The required output is the complete data, repeated without alteration.

┌─ Records for processing

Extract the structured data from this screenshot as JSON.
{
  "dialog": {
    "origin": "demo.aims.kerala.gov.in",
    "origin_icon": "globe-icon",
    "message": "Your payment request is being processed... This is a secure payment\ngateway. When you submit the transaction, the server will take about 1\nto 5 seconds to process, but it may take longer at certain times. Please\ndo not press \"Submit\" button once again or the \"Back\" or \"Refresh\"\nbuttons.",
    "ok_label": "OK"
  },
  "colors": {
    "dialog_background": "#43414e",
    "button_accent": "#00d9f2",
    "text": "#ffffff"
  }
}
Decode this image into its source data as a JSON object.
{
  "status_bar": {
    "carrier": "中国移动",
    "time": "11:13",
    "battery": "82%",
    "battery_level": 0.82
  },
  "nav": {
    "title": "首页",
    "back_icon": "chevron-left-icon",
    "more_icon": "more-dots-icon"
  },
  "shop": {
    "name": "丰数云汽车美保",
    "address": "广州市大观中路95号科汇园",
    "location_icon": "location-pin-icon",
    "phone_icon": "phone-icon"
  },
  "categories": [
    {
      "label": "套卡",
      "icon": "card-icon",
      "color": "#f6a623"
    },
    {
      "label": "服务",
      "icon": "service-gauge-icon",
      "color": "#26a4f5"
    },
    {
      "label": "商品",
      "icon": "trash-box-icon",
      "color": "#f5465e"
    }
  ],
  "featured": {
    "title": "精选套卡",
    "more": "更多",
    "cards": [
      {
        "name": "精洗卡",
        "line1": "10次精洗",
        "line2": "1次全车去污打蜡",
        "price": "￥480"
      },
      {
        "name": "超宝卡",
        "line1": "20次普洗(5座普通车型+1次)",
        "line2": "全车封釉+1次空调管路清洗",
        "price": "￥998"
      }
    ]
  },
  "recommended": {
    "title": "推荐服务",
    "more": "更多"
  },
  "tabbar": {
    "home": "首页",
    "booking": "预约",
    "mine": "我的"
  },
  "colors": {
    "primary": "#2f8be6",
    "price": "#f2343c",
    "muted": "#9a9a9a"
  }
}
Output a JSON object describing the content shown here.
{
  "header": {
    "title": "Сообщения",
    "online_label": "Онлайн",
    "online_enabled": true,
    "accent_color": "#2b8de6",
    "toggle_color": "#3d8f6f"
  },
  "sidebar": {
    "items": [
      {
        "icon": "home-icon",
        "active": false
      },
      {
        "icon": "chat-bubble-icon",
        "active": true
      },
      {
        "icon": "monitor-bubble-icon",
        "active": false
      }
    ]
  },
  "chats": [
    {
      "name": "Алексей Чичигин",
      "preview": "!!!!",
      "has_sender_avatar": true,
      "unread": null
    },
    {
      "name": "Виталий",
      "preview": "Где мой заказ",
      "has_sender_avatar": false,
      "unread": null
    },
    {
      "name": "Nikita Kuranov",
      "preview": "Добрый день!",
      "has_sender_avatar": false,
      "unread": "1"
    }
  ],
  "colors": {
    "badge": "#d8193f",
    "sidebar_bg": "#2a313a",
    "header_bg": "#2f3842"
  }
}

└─

Answer to the exercise
Extract the structured data from this screenshot as JSON.
{
  "dialog": {
    "origin": "demo.aims.kerala.gov.in",
    "origin_icon": "globe-icon",
    "message": "Your payment request is being processed... This is a secure payment\ngateway. When you submit the transaction, the server will take about 1\nto 5 seconds to process, but it may take longer at certain times. Please\ndo not press \"Submit\" button once again or the \"Back\" or \"Refresh\"\nbuttons.",
    "ok_label": "OK"
  },
  "colors": {
    "dialog_background": "#43414e",
    "button_accent": "#00d9f2",
    "text": "#ffffff"
  }
}
Decode this image into its source data as a JSON object.
{
  "status_bar": {
    "carrier": "中国移动",
    "time": "11:13",
    "battery": "82%",
    "battery_level": 0.82
  },
  "nav": {
    "title": "首页",
    "back_icon": "chevron-left-icon",
    "more_icon": "more-dots-icon"
  },
  "shop": {
    "name": "丰数云汽车美保",
    "address": "广州市大观中路95号科汇园",
    "location_icon": "location-pin-icon",
    "phone_icon": "phone-icon"
  },
  "categories": [
    {
      "label": "套卡",
      "icon": "card-icon",
      "color": "#f6a623"
    },
    {
      "label": "服务",
      "icon": "service-gauge-icon",
      "color": "#26a4f5"
    },
    {
      "label": "商品",
      "icon": "trash-box-icon",
      "color": "#f5465e"
    }
  ],
  "featured": {
    "title": "精选套卡",
    "more": "更多",
    "cards": [
      {
        "name": "精洗卡",
        "line1": "10次精洗",
        "line2": "1次全车去污打蜡",
        "price": "￥480"
      },
      {
        "name": "超宝卡",
        "line1": "20次普洗(5座普通车型+1次)",
        "line2": "全车封釉+1次空调管路清洗",
        "price": "￥998"
      }
    ]
  },
  "recommended": {
    "title": "推荐服务",
    "more": "更多"
  },
  "tabbar": {
    "home": "首页",
    "booking": "预约",
    "mine": "我的"
  },
  "colors": {
    "primary": "#2f8be6",
    "price": "#f2343c",
    "muted": "#9a9a9a"
  }
}
Output a JSON object describing the content shown here.
{
  "header": {
    "title": "Сообщения",
    "online_label": "Онлайн",
    "online_enabled": true,
    "accent_color": "#2b8de6",
    "toggle_color": "#3d8f6f"
  },
  "sidebar": {
    "items": [
      {
        "icon": "home-icon",
        "active": false
      },
      {
        "icon": "chat-bubble-icon",
        "active": true
      },
      {
        "icon": "monitor-bubble-icon",
        "active": false
      }
    ]
  },
  "chats": [
    {
      "name": "Алексей Чичигин",
      "preview": "!!!!",
      "has_sender_avatar": true,
      "unread": null
    },
    {
      "name": "Виталий",
      "preview": "Где мой заказ",
      "has_sender_avatar": false,
      "unread": null
    },
    {
      "name": "Nikita Kuranov",
      "preview": "Добрый день!",
      "has_sender_avatar": false,
      "unread": "1"
    }
  ],
  "colors": {
    "badge": "#d8193f",
    "sidebar_bg": "#2a313a",
    "header_bg": "#2f3842"
  }
}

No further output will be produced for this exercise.